ANALYSIS — Weather metaphors are often used (and overused) in election analysis, but there’s a better way to describe the Republicans’ challenge in 2018. The GOP is dealing with many headaches as it tries to preserve the Republican congressional majorities.

From tension to cluster to migraine, they can vary in frequency and severity. And Republicans’ ability to alleviate them will determine control of the House and Senate in the 116th Congress.

Kavanaugh Nomination Clears Key Hurdle, Final Vote Teed Up
Democrats turned confirmation process into ‘demolition derby,’ Sen. Grassley says

Supreme court nominee Brett Kavanaugh is sworn in to testify before the Senate Judiciary Committee on Capitol Hill in Washington on Sept. 27. (AP Photo/Andrew Harnik, Pool)

Embattled federal judge Brett Kavanaugh moved one step closer to becoming the ninth Supreme Court justice and providing a decisive fifth conservative vote Friday when the Senate voted to tee up a final up-or-down vote.

In a vote that broke mostly along party lines after several deeply partisan weeks that culminated with a FBI investigation into sexual misconduct charges against Kavanaugh dating to his high school days, the chamber voted to end debate on his nomination, 51-49.

Trump to Senators: Ignore ‘Elevator Screamers’
President issues closing argument ahead of crucial vote on Brett Kavanaugh

Sens. Jeff Flake and Chris Coons head out of a Senate Judiciary Committee hearing last Friday to discuss an FBI probe of sexual misconduct allegations against Brett Kavanaugh after Flake had been confronted by protesters on an elevator. (Sarah Silbiger/CQ Roll Call)

As a crucial Senate vote on his controversial Supreme Court nominee Brett Kavanaugh neared, President Donald Trump appeared to lobby undecided senators by casting two women who confronted Sen. Jeff Flake last week as Democratic-funded “Troublemakers.”

Trump dubbed the women “very rude elevator screamers” and “paid professionals only looking to make Senators look bad,” referring to wealthy liberal donor George Soros. The president appeared to plead with GOP senators to not “fall for it!” He ended his tweet with “#Troublemakers.”

Trump Says Democrats’ Opposition to Kavanaugh Fueled by ‘Rage’
President’s narrow loss in Minnesota in 2016 gives GOP leaders hope for miderms
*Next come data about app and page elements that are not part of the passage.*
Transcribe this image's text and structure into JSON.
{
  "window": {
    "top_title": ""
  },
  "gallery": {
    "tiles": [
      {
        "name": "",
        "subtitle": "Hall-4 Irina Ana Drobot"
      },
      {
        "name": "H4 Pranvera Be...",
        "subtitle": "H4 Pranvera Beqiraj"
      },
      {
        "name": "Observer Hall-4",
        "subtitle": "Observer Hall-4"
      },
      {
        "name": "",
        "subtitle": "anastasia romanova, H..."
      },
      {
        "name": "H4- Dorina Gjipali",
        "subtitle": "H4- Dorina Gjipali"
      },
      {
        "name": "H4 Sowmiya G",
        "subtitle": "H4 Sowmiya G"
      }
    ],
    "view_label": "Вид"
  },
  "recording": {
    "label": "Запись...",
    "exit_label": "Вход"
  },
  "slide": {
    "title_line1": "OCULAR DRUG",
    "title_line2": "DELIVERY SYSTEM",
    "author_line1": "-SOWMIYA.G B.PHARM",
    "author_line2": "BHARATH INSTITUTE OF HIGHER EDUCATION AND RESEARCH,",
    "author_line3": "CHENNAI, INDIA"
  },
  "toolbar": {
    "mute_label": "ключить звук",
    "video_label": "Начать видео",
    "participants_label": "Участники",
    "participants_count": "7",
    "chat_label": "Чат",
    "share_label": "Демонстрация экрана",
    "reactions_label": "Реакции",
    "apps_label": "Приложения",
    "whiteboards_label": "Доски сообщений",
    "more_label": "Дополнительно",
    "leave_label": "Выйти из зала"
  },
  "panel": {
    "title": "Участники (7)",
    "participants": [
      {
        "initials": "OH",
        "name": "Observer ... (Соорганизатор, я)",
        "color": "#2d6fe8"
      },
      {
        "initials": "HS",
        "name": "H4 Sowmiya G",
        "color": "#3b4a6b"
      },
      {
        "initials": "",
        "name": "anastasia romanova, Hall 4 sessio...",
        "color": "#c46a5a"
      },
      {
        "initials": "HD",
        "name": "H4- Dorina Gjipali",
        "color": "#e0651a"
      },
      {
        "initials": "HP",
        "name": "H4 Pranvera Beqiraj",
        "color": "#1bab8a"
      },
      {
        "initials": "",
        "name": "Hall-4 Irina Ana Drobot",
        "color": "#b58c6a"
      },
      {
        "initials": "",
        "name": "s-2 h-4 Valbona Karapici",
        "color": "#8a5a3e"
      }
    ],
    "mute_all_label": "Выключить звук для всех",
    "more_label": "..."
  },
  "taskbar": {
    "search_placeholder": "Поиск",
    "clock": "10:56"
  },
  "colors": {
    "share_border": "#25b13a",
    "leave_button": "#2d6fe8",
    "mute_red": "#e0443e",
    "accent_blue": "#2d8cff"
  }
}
President Donald Trump was in Minnesota for fundraisers and a campaign rally Thursday. (Justin Sullivan/Getty Images)

Senate Democrats’ opposition to Supreme Court nominee Brett Kavanaugh is fueled by “rage,” President Donald Trump said Thursday night at another raucous campaign rally, this time in Minnesota.

Trump again criticized Democrats for their handling of sexual assault allegations against his high court nominee less than 24 hours before a planned procedural vote that is expected to tee up a make-or-break Saturday confirmation vote.

Trump Is Giving Pyrrhic Victors a Run For Their Money
He’s angling for a Kavanaugh bump. But Democrats and sexual assault survivors will remember this for many elections to come

Former California Republican Gov. Pete Wilson won the battle but lost the war when he courted white conservatives in 1994. Now Trump is headed the same way, Shapiro writes. (Photo by CQ Roll Call)

OPINION — History is littered with Republican and White House insiders who naively believed that they possessed the hypnotic powers needed to protect Donald Trump from his worst guttersnipe instincts.

In the summer of 2016, Paul Manafort tried to convince the unruly Trump to use teleprompters and speech texts at campaign rallies. Now, of course, Manafort is a long-term guest of the federal government, and Trump is even more out of control than ever at rallies.